Speech by Dr. Renzo Daviddi, Deputy Head of the EU Delegation to BiH at the annual international conference of the Paneuropean Union

Dear Presidents, dear Members of Parliaments, Excellences, Lady and Gentlemen, dear conference participants – first of all, I would like to thank you for the invitation and the opportunity to speak at this conference of the Pan-European Union of Bosnia and Herzegovina.   

I would like to focus my short presentation on two main themes which are both relevant to the Pan-European Movement and the broader audience gathered here today – namely the challenges and opportunities for Bosnia and Herzegovina in the EU accession process; and the urgent need for economic reforms to revitalise the country’s stagnant economy.  

When it comes to the EU strategic approach, there are some basic principles valid for Bosnia and Herzegovina as well as for the rest of the region. They can be summarized by ‘Fundamentals First’ and include: strengthening rule of law and fundamental rights; strengthening and reforming economic governance and competitiveness, and strengthening democratic institutions.

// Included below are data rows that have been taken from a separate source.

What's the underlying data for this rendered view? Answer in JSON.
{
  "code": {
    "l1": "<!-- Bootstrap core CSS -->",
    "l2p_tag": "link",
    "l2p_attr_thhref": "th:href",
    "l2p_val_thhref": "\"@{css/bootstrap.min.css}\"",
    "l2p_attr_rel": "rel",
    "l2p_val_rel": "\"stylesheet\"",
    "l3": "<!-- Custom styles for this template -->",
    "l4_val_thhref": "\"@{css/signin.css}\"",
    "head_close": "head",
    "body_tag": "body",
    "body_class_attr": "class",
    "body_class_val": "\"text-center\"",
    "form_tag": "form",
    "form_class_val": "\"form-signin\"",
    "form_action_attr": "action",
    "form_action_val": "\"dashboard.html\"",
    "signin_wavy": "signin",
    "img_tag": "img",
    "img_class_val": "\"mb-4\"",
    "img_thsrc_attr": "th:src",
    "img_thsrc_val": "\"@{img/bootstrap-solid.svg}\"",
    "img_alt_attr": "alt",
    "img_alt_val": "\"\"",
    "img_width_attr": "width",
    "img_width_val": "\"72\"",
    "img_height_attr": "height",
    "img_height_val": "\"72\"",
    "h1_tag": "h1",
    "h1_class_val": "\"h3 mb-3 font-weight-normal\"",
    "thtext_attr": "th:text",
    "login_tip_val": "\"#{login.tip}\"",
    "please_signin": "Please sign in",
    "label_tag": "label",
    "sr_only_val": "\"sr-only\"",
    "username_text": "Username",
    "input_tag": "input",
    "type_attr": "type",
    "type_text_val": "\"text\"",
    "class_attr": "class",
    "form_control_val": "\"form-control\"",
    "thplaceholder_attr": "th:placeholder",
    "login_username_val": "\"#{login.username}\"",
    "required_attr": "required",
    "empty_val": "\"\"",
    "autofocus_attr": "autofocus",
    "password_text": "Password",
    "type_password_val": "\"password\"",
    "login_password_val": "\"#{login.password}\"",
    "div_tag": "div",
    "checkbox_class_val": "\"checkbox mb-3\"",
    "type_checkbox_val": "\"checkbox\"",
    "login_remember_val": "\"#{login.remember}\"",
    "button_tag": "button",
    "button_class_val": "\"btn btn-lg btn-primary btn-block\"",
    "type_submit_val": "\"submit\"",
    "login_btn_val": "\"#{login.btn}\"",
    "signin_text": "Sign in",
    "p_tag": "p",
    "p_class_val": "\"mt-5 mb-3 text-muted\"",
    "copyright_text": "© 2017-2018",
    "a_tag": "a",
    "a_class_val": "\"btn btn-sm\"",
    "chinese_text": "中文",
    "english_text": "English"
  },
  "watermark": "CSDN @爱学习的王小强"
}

The latest Progress Report which the European Commission published earlier this month should be used – almost line by line – when designing the work plans and tasks of future governments and parliaments. I would like to encourage the policy makers that will govern Bosnia and Herzegovina but also the citizens that should hold them accountable, to address the very many deficiencies and failures that are outlined in the Progress Report.  

It is clear that carrying out these tasks require responsible, dedicated and competent authorities. Those who will be forming the new governments in Bosnia and Herzegovina after the recent elections are facing a huge responsibility to address these tasks and deliver results to the citizens to finally get the country moving from the current impasse. There is no time to loose and therefore we very much look forward to a swift government formation at all levels to enable the hard work to finally start.

Let me reiterate that the EU agenda remains unchanged:

Discrimination in elections to the State Presidency and the House of People has to be ended.

Of crucial importance to the EU is that an effective coordination on EU matters is finally ensured: Bosnia and Herzegovina needs to be able to speak to the EU with one voice, and effective coordination will enable Bosnia and Herzegovina to agree country-wide sectors strategies – such as in infrastructure, agriculture, environment, social development, etc.   

Effective coordination has a direct link to the development of the country and the living standards of the citizens: It would enable the EU to release our assistance funds which are aimed to facilitate the modernization of the country, spurring economic growth and creation of jobs and sustainable livelihoods for the people.
The EU remains committed to sustain the reform efforts of this country , including with financial assistance
And this leads me to the socio-economic situation of this country, which is indeed of concern – it is clear that Bosnia and Herzegovina faces some very critical challenges in the next four to five years. The seriousness of the economic stalemate can be seen from some well-known facts which are hardly flattering:

Bosnia and Herzegovina has the highest rate of youth unemployment in Europe (59%) and the second-highest rate of overall unemployment in Europe (28%).

It has one of the highest tax burdens on labour (at 35-42 percent of total labour costs)

Bosnia and Herzegovina is the least business friendly county in the Western Balkans and among the last business friendly countries in the world and has one of the lowest rankings of European countries in the Corruption Perceptions Index.

It has the highest level of social assistance spending in the region (in percent of GDP) ad has the worst targeting of social assistance spending (in percent that reaches the poor)

The new authorities have the obligation to address the needed socio-economic reforms. We know that employment (or rather unemployment) is the top concern for the vast majority of people in the country. People want jobs and they want to earn a decent living. They want less corruption; they want social assistance targeted at those that need it.

The EU and all other International Partners are ready to help in addressing these socio-economic challenges if you want us to. In July this year, citizens and experts from all segments of the society of Bosnia and Herzegovina – from civil society, employers and employees associations, political parties, media etc. – assisted by the EU, the US and the International Financial Institutions,  spelt out concretely in the Compact for Jobs and Growth, what they think should be done to get the economy moving. The conclusions of this biggest socio-economic consultation process ever undertaken in Bosnia and Herzegovina include precise requests to the new Governments:  

Reduce taxation on work to make it less of a burden to employ new workers.

Increase openness and competition in the labour market to make it easier for young people and unemployed people to find work – and to ensure hard work pays off.

Slash the requirements for and time taken to start a business.

Pass an improved insolvency framework so businesses can be restructured faster.

Produce clear, public e-registers of procedures for licences and permits.

Reduce the amount of privileged pensions, and raise social assistance for those who really need it.

Let me conclude by stating once again that we expect those measures to be reflected in a new government program. Despite the ongoing and future challenges, Bosnia and Herzegovina has a clear European perspective. This is a fact and has been re-confirmed by the European Parliament and all EU Member States on numerous occasions, including in the European Council Conclusion of the last week. It is equally a fact that the overwhelming majority of the citizens of this country want their policy-makers to treat EU integration and the socio-economic situation as the top priorities. We are looking forward to seeing the policymakers’ response in the next few months

Thank you for your attention!